Sometimes when you get to a restaurant you simply want to have a taste of it all. And, I always say restaurants should offer combo taster platters. Well, lucky for us, Mothers does just that. My strong recommendation go with the Combo Platter, you won’t regret it.
Fun Facts About Mothers Restaurant
- Mother’s Restaurant opened its doors in 1938 on Poydras Street’s “Restaurant Row”.
- Simon and Mary Landry cooked up po’ boys for lines of longshoremen and laborers, newspapermen and attorneys.
- During and after World War II, Mother’s became a local hang-out for “the few and the proud” – the U.S. Marine Corps.
- 5 of the seven Landry children (five sons and two daughters) joined the Marine Corps.
- Francis Landry was the first woman in Louisiana to be accepted into the Corps.
- This special association with the Marines earned Mother’s the title of “TUN Tavern New Orleans” in the late ’60s.
- In 1986, the Jerry and John Amato bought Mother’s from the Landry’s sons Jacques and Eddie.
- Jerry Amato, chef and proprietor, doubled the size of the menu.
- Now traditional New Orleans dishes like jambalaya and Shrimp Creole line-up next to the po’ boys.
- For over 22 years Oda Mae Peters ran the roost in the kitchen at Mother’s. Through three sets of owners, Miss Mae endured as the heart and soul of Mother’s cooking missing only one day of work in 22 years. Her nieces still work in the restaurant.
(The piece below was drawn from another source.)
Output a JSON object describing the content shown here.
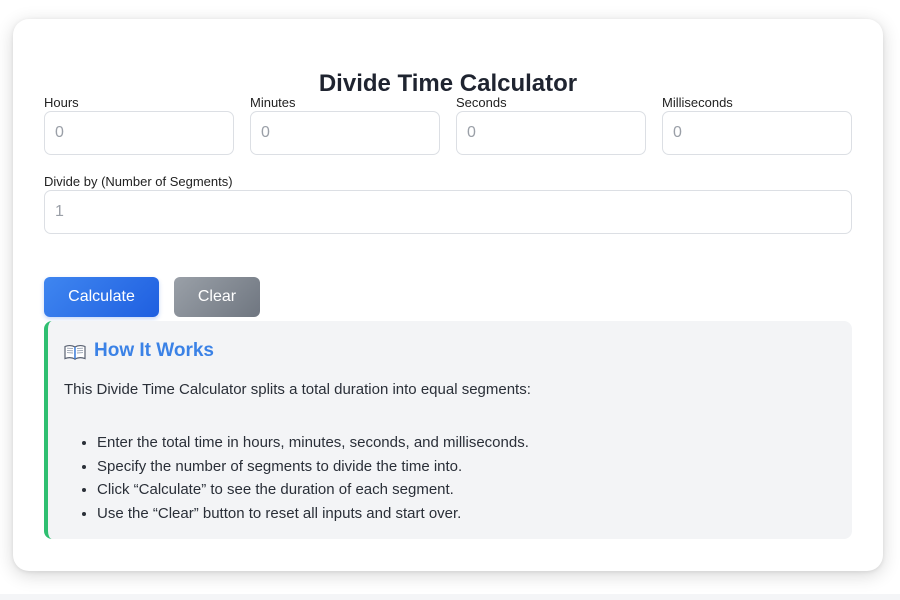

Even though Mother’s is known for their baked ham and po boy’s, they serve a lot of traditional New Orleans and Louisiana grub which all have interesting stories of their own.
What is Crawfish Etouffee
- This dish is found in both Cajun and Creole cuisine typically served with shellfish over rice.
- In French, the word “étouffée” (borrowed into English as “stuffed” or “stifled”) means, literally, “smothered” or “suffocated”
- Étouffée is most popular in New Orleans and in the Acadiana area of the southernmost half of Louisiana as well as a popular dish in the coastal counties of Mississippi.
- Étouffée can be made with any shellfish such as crab or shrimp, though the most popular version of the dish is made with crawfish. A sauce is made from a light or blond roux, seasoned, and simmered with the seafood. Étouffée is typically served over rice.
- Approximately in the 1950s crawfish etouffée was introduced to restaurant goers in Breaux Bridge, Louisiana, however the date of invention of this dish has been shown as early as the late 1920.
What is Jambalaya
- It is a Louisiana Creole dish of Spanish and French influence.
- Jambalaya is traditionally made in three parts, with meat and vegetables, and is completed by adding stock and rice.
- Creole jambalaya originates from the French Quarter of New Orleans, in the original European sector. It was an attempt by the Spanish to make paella in the New World, where saffron was not readily available due to import costs. Tomatoes became the substitute for saffron.
- Jambalaya experienced a brief jump in popularity during the 1920s and 1930s because of its flexible recipe.
- In 1968, Louisiana Governor John J. McKeithen proclaimed Gonzales, Louisiana, the Jambalaya Capital of the World. Every Spring, the annual Jambalaya Festival is held in Gonzales.
Information about Visiting Mothers Restaurant
Address: 401 Poydras, New Orleans, LA
Phone (504) 523-9656
Hours: 7:00am – 10pm Mon-Sun